After the Twelve do the proof of concept work, Jesus follows up in the Lukan account with the mission of the seventy (or seventy-two) in chapter 10. The author makes an explicit connection to Jesus’ punchline in 9:62. “After these things,” the author declares. Notice the instructions to the seventy in Luke 10:2-11. Again, these are the frontline followers. They are sent like lambs among wolves. No purse, no bag, no sandals — and no frivolous conversations along the way. Bring peace. Stay in the same house. Eat what you get. Heal, proclaim, and test the welcome. This is serious business.

What does this mean for us as listeners and readers? I wonder what our text meant to the first Lukan listeners and readers. Perhaps this is a recruitment pep talk to bring new workers into the mission and to make sure they are well-prepared for the challenges ahead. That would fit with the overall missionary emphasis of Luke-Acts.

It could be, on the other hand, that by the third generation of the church, folks are getting a bit soft or a bit lackadaisical about the mission. “Of course I follow Jesus,” they might say. “It’s not really that big a deal, after all. Be civil. Be kind. Be loving. Stay out of trouble, and love your neighbor. It’s not as complicated or costly as some people want to make it out to be.” I think the Lukan author is dealing with a community that just wants to stay out of trouble after the trauma of the Jewish War and its aftermath. And I think the Lukan author is more than a little impatient with Christians who want following Jesus to be easy, cheap, and an attractive lifestyle option.

Yes, I’m being more than a bit anachronistic here. But I think that’s the way I tend to think about following Jesus these days. It’s not that hard. I may get a little pushback here and there. But really, I’m still in the mainstream of culture. It doesn’t cost me much of anything to call myself a Christian, and I’m happy with that situation. But with that perspective, I’m pretty sure that I’m not a suitable servant on the frontlines of the mission of Jesus.

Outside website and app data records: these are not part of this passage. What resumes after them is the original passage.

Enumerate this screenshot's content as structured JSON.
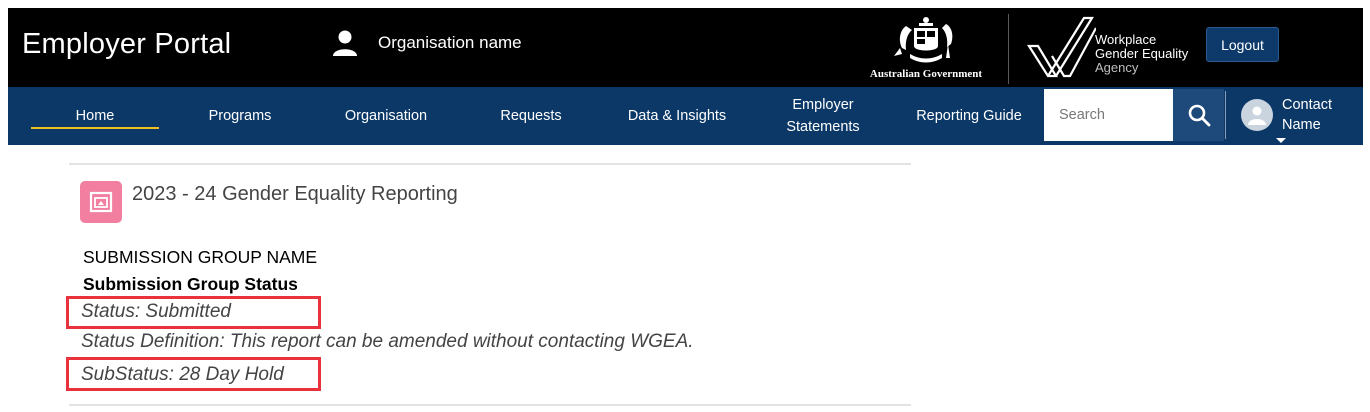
{
  "header": {
    "brand": "Employer Portal",
    "organisation_name": "Organisation name",
    "gov_label": "Australian Government",
    "agency_lines": [
      "Workplace",
      "Gender Equality",
      "Agency"
    ],
    "logout_label": "Logout"
  },
  "nav": {
    "items": [
      {
        "label": "Home",
        "active": true
      },
      {
        "label": "Programs"
      },
      {
        "label": "Organisation"
      },
      {
        "label": "Requests"
      },
      {
        "label": "Data & Insights"
      },
      {
        "label": "Employer Statements"
      },
      {
        "label": "Reporting Guide"
      }
    ],
    "search_placeholder": "Search",
    "contact_name": "Contact Name"
  },
  "content": {
    "title": "2023 - 24 Gender Equality Reporting",
    "group_name": "SUBMISSION GROUP NAME",
    "group_status_heading": "Submission Group Status",
    "status": "Status: Submitted",
    "status_definition": "Status Definition: This report can be amended without contacting WGEA.",
    "substatus": "SubStatus: 28 Day Hold"
  },
  "colors": {
    "header_bg": "#000000",
    "nav_bg": "#0b3866",
    "active_underline": "#f0c020",
    "card_icon": "#f27fa0",
    "highlight_box": "#e8323c"
  }
}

I’m not sure what that means for me or for a message this Sunday (I’m doing some supply preaching). I don’t hear the good news in this conversation yet (and maybe there won’t be much…). But, at least I think I have a bit more clarity about what’s in the text. The question is, what’s in me?

What do you think?